In my initial post, I talked about the wall of text. I described some of the symptoms of the wall of text, and proclaimed that kde.org is terrible. I listed some of the basics of cleaning up text, and gathered some information about the “why” of kde.org.
Unfortunately, KDE.org is representative of a very large and vibrant community, and although formatting and eyecandy insertions will come in good time, we have to first understand the site’s structure to make informed decisions before tidying up small details. KDE.org’s wall of text problem is not simply due to a few bad aesthetic choices, but instead a side-effect of a more fundamental problem in KDE-www’s structure.
When I defined the wall of text issue, I described the problem being boiling to the essence of what you’re trying to communicate to the audience, and how to present it. Thus let’s look at what we are trying to communicate to the KDE audience – of which there are essentially two parties:
The uninitiated potential KDE user
The new user is interested in the single question of “What is KDE?“. They will want to understand that KDE is a community, and that its product is KDE SC – of which is a multidimensional beast full of wonders both for end-users and developers. When this has been answered, we want to tell them “Why is KDE right for me?“, and finally when convinced, “How do I start?“.
New users have a very specific workflow, and so we should recognise this, tailor it to them, and remove any potential “sidetracking” factoids.
The existing KDE user
The existing KDE user knows what KDE is and is currently using it, but most importantly, the existing user IS KDE. The rebranding effort was not about changing KDE to KDE SC, but instead about separating product from people. Technically, open-source is simply a business model, but in reality, open-source is a philosophy constructed by people.
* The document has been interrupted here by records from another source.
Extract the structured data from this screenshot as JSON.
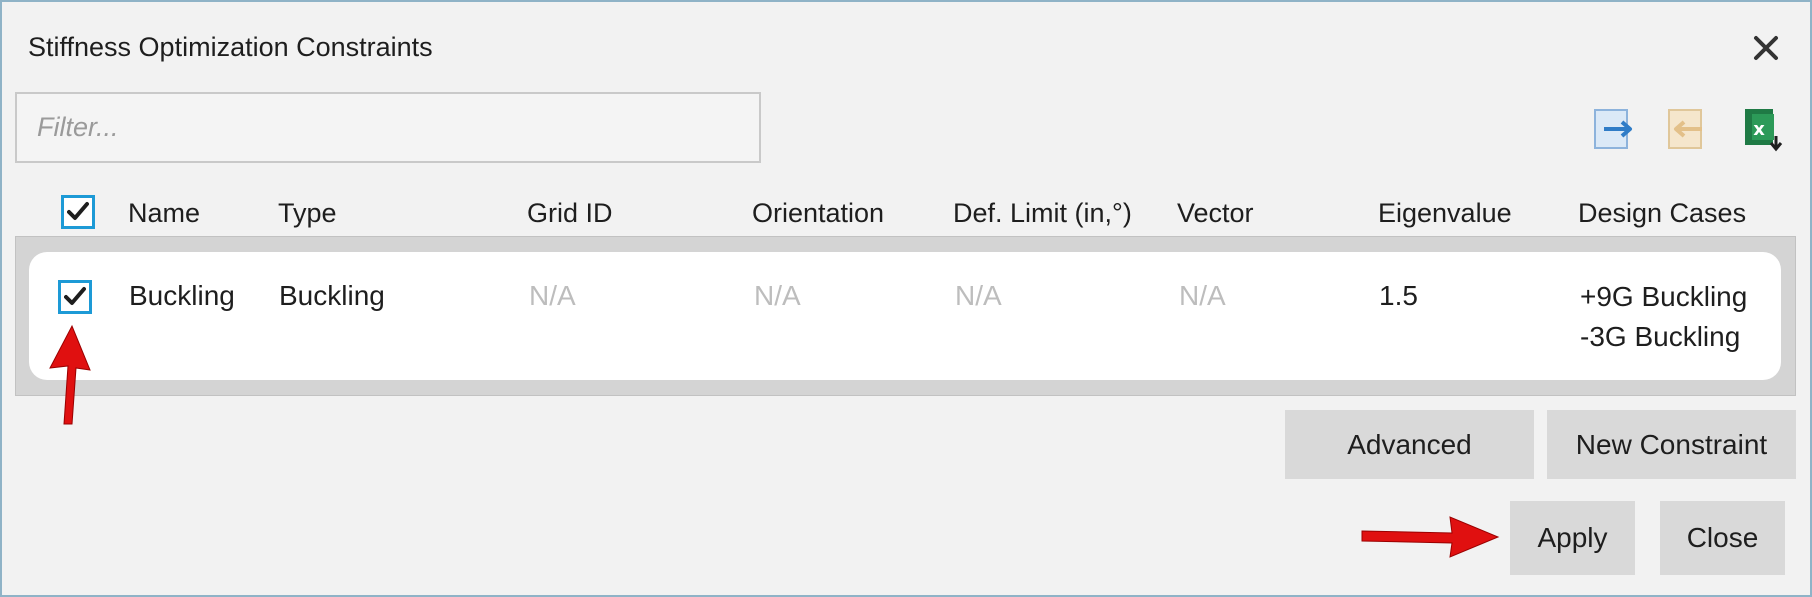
{
  "dialog": {
    "title": "Stiffness Optimization Constraints",
    "close_icon": "close-icon"
  },
  "filter": {
    "placeholder": "Filter...",
    "value": ""
  },
  "toolbar": {
    "icons": [
      "import-icon",
      "export-icon",
      "excel-export-icon"
    ]
  },
  "table": {
    "select_all_checked": true,
    "headers": {
      "name": "Name",
      "type": "Type",
      "grid_id": "Grid ID",
      "orientation": "Orientation",
      "def_limit": "Def. Limit (in,°)",
      "vector": "Vector",
      "eigenvalue": "Eigenvalue",
      "design_cases": "Design Cases"
    },
    "rows": [
      {
        "checked": true,
        "name": "Buckling",
        "type": "Buckling",
        "grid_id": "N/A",
        "orientation": "N/A",
        "def_limit": "N/A",
        "vector": "N/A",
        "eigenvalue": "1.5",
        "design_cases": [
          "+9G Buckling",
          "-3G Buckling"
        ]
      }
    ]
  },
  "buttons": {
    "advanced": "Advanced",
    "new_constraint": "New Constraint",
    "apply": "Apply",
    "close": "Close"
  },
  "colors": {
    "accent": "#1d9ad6",
    "annotation_arrow": "#e01010",
    "na_text": "#bdbdbd",
    "button_bg": "#d9d9d9"
  }
}
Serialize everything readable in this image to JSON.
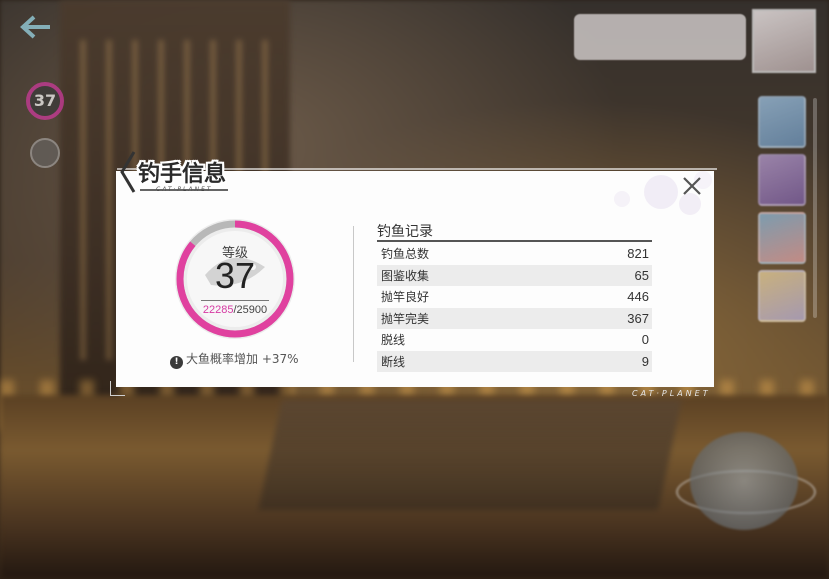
{
  "dialog": {
    "title": "钓手信息",
    "brand": "CAT·PLANET",
    "close_icon": "close-icon",
    "level": {
      "label": "等级",
      "value": "37",
      "xp_current": "22285",
      "xp_separator": "/",
      "xp_total": "25900",
      "progress_fraction": 0.86,
      "ring_color": "#e0419f"
    },
    "bonus": {
      "icon": "exclamation-icon",
      "text": "大鱼概率增加 +37%"
    },
    "records": {
      "title": "钓鱼记录",
      "rows": [
        {
          "label": "钓鱼总数",
          "value": "821"
        },
        {
          "label": "图鉴收集",
          "value": "65"
        },
        {
          "label": "抛竿良好",
          "value": "446"
        },
        {
          "label": "抛竿完美",
          "value": "367"
        },
        {
          "label": "脱线",
          "value": "0"
        },
        {
          "label": "断线",
          "value": "9"
        }
      ]
    }
  },
  "hud": {
    "back_icon": "back-arrow-icon",
    "level_value": "37"
  }
}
KDE’s challenge is how to turn one of open-source’s most intangible qualities into an axiom for all users.
So let’s talk a bit about KDE instead of KDE: SC. It has a “magazine” of sorts, the Dot, which gives “official” news on the ongoing events in KDE. It has an active blogosphere by PlanetKDE, which is populated basically by the people behind KDE: SC, which report upcoming features, discussions about KDE-related topics, ongoing physical events, and ongoing virtual events. It has a micro-blogosphere, by buzz.kde, which highlights recent Flickr and Picasa activity, YouTube videos, Tweets, and Dents. KDE’s community also has the Forums, which acts both as discussions, support and brainstorm. There is a multitude of Wikis: Userbase, the by and for users, Techbase, the by and for developers, and Community, used to organise community activities. There is KDE e.V, which does awesome stuff which isn’t publicised enough, and a variety of groups in social networks such as Facebook and Linux.com. Freenode’s network has a collection of IRC channels where KDE enthusiasts hang out. There is a variety of regional communities which all hold their own KDE specific stuff, and an entire of network of community-contributed KDE resources through the OpenDesktop API, and various other KDE connections through the SocialDesktop.
For your convenience, I’ve bolded what is KDE in the above paragraph. KDE-www, being representative of KDE, must stress that this is what KDE is – firstly by presenting in a digestable form the amazing influx of activity from all of those sources, and secondly by making it easy for any KDE user, old or new, to find out where they belong, and how they can add to the community. If you look at KDE-www from this perspective, it’s not hard to come to the conclusion that KDE.org is terrible.
But where do we start?
Given such a complex problem, let’s start by mapping out the ideal routes for each user. Here’s the proposal:
When looking at the chart above, notice how we clearly separate KDE from KDE:SC. I would like to highlight that the two final goals for existing users are not mutually exclusive. You can both contribute to KDE:SC but at the same time contribute to KDE – as long as you communicate your activity.
Now that we have identified the ideal paths for our target audiences, we can start making informed decisions about restructuring KDE.org. But before I get to that in part 2, feel free to add your opinion.
P.S. There is some wrong terminology used when it comes to KDE:SC, it should be referred to as KDE Software, as SC is more of a technical term used to describe a specific subset of packages in KDE Software.